## Task instructions
Search the entries for the word "badge" and report each line that has it.

## Stored data
------------

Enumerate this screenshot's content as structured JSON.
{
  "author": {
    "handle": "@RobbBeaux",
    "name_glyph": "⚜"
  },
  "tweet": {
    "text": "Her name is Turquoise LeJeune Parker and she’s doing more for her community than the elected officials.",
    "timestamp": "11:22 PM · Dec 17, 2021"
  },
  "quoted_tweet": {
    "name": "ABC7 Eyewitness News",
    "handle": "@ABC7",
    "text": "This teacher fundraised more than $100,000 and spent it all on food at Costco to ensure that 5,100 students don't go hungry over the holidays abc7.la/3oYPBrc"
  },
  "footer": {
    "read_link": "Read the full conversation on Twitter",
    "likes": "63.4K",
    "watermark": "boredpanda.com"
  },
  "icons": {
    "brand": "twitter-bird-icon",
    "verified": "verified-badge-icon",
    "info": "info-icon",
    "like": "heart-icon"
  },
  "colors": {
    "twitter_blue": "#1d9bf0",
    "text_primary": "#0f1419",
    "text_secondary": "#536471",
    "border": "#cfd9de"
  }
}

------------

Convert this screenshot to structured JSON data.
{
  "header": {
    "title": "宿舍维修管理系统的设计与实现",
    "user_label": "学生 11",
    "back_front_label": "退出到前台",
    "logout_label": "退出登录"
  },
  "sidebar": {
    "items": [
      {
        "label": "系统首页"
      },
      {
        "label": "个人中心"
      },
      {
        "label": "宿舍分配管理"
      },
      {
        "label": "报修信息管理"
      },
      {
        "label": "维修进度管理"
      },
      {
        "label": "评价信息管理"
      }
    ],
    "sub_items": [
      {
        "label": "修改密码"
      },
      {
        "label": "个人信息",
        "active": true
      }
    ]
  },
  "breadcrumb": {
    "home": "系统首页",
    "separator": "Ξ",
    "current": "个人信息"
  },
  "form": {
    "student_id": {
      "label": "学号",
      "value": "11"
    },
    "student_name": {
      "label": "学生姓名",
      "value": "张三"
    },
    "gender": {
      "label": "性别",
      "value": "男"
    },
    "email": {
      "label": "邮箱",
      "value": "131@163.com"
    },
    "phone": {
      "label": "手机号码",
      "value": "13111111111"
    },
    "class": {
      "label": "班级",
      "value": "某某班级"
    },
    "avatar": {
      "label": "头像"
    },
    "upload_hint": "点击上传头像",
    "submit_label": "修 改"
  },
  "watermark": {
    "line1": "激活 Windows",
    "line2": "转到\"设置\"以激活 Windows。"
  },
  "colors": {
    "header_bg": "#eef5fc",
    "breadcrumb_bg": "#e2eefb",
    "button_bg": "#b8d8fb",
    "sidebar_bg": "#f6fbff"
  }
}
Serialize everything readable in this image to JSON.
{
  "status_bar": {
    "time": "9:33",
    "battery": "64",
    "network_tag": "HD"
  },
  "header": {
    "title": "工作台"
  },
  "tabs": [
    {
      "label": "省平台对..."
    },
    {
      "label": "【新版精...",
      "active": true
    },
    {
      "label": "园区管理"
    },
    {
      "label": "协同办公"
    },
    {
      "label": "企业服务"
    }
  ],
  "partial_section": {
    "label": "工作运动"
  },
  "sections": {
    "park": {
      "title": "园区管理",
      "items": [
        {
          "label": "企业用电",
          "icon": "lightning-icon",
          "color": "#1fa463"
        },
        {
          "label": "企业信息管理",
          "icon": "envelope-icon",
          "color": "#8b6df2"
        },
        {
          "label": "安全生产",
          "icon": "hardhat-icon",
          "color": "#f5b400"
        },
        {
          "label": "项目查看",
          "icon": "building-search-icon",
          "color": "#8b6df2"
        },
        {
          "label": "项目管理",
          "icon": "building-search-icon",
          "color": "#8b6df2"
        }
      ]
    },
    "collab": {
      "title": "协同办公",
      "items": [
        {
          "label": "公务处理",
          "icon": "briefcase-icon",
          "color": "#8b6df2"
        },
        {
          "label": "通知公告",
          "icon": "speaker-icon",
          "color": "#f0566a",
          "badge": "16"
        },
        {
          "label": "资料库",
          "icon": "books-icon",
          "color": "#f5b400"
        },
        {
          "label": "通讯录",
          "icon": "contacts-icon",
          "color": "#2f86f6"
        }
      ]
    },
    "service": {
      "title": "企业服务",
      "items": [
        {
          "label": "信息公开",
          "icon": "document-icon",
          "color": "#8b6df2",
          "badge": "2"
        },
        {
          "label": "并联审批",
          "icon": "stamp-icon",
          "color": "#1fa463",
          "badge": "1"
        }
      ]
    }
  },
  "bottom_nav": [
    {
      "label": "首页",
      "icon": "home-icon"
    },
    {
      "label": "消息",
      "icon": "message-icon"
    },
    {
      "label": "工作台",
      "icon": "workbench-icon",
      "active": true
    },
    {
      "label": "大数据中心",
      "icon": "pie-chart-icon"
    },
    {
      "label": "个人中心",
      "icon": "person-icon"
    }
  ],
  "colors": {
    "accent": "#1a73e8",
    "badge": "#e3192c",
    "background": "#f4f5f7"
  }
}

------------

## Answer below
    "verified": "verified-badge-icon",
          "badge": "16"
          "badge": "2"
          "badge": "1"
    "badge": "#e3192c",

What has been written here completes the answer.